IR466 Half Unit
This information is for the 2021/22 session.
Dr Jens Meierhenrich CBG.10.01
This course is available on the MSc in Conflict Studies, MSc in Gender, Peace and Security, MSc in Global Politics, MSc in Human Rights, MSc in Human Rights and Politics, MSc in International Affairs (LSE and Peking University), MSc in International Relations, MSc in International Relations (LSE and Sciences Po), MSc in International Relations (Research), MSc in Theory and History of International Relations and MSc in Theory and History of International Relations. This course is available with permission as an outside option to students on other programmes where regulations permit.
All students are required to obtain permission from the Teacher Responsible by completing the online application form linked to course selection on LSE for You. Admission is not guaranteed.
This course has a limited number of places (it is controlled access) and demand is typically high.
This seminar course provides an introduction to the study of genocide. The course's disciplinary ambit ranges from anthropology to economics, from history to law, and from political science to sociology. Against the background of diverse disciplinary approaches, it explores major theoretical and empirical aspects of the role(s) of genocidal campaigns in international politics, inter alia, their origins, development, and termination; the manner of their perpetration, progression, and diffusion; their impact on the maintenance of international peace and security; their consequences for the reconstruction and development of states and the building of nations; and their adjudication in domestic and international courts and tribunals. Empirical cases to be discussed include Australia, Cambodia, China, the Democratic Republic of Congo, East Timor, Nazi Germany, Guatemala, Iraq, Northern Ireland, the Ottoman Empire, Rwanda, Uganda, the Soviet Union, Sudan, and the former Yugoslavia, among others. The course is designed to equip students with the analytic tools necessary for making sense of the evolution of the international system from the nineteenth century to the present-and for critically assessing the promise and limits of responding to collective violence.
This course is delivered through ten 2-hour seminars, totaling a minimum of 20 hours in Lent Term. This year, some or all of this teaching will be delivered through a combination of in-person classes/classes delivered online.

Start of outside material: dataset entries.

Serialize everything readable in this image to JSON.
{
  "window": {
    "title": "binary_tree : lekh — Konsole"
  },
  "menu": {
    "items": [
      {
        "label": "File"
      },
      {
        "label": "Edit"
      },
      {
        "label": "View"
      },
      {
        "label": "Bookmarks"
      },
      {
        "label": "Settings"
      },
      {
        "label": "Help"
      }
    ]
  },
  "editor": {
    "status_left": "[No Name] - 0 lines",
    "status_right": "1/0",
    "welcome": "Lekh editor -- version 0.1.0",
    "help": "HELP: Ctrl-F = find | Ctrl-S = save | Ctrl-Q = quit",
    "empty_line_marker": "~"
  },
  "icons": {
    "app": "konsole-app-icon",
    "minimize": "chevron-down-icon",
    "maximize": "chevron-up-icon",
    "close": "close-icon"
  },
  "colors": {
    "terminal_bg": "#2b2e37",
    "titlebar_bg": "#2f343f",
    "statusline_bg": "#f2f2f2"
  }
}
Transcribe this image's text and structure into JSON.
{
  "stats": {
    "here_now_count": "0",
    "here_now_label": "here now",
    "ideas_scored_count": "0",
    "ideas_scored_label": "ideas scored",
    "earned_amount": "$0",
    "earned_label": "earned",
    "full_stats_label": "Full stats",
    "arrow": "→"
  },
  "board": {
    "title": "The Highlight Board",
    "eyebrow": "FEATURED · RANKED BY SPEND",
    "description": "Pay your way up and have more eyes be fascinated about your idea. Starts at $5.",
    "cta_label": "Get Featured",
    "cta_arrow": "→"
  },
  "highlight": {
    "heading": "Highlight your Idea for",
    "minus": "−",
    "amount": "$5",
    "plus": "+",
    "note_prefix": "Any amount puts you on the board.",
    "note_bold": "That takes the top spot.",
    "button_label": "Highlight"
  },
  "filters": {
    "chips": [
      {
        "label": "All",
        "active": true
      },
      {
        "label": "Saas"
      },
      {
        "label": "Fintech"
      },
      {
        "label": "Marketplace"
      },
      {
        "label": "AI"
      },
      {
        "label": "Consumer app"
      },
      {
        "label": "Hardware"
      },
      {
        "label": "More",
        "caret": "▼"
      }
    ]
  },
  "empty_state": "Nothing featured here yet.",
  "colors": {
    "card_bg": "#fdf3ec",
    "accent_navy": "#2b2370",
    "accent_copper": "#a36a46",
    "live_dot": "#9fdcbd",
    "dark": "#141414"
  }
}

Students on this course will have a reading week in Week 6, in line with departmental policy.
Students are required to research and write one formative essay (2,000 words) due in Week 7 of Lent Term. Essays must be fully - and carefully - referenced using one of the major conventions consistently.
Lee Ann Fujii, Show Time: The Logic and Power of Violent Display (Ithaca: Cornell University Press, 2021).
Christian Gerlach, The Extermination of the European Jews (Cambridge: Cambridge University Press, 2016).
Jens Meierhenrich, Genocide: A Reader (Oxford: Oxford University Press, 2014).
A. Dirk Moses, The Problems of Genocide: Permanent Security and the Language of Transgression (Cambridge: Cambridge University Press, 2021).
Diane M. Nelson, Who Counts? The Mathematics of Death and Life after Genocide (Durham and London: Duke University Press, 2015).
Gérard Prunier, Africa’s World War: Congo, the Rwandan Genocide, and the Making of a Continental Catastrophe (Oxford: Oxford University Press, 2009)
Sean R. Roberts, The War on the Uyghurs: China’s Internal Campaign against a Muslim Minority (Princeton: Princeton University Press, 2020)
William A. Schabas, Genocide in International Law: The Crimes of Crimes, Second edition (Cambridge: Cambridge University Press, 2009).
Essay (100%, 5000 words) in the ST.
Essays must be fully - and carefully - referenced using one of the major conventions consistently.
Course selection videos
Some departments have produced short videos to introduce their courses. Please refer to the course selection videos index page for further information.
Important information in response to COVID-19
Please note that during 2021/22 academic year some variation to teaching and learning activities may be required to respond to changes in public health advice and/or to account for the differing needs of students in attendance on campus and those who might be studying online. For example, this may involve changes to the mode of teaching delivery and/or the format or weighting of assessments. Changes will only be made if required and students will be notified about any changes to teaching or assessment plans at the earliest opportunity.
Department: International Relations
Total students 2020/21: 40
Average class size 2020/21: 10
Controlled access 2020/21: Yes
Value: Half Unit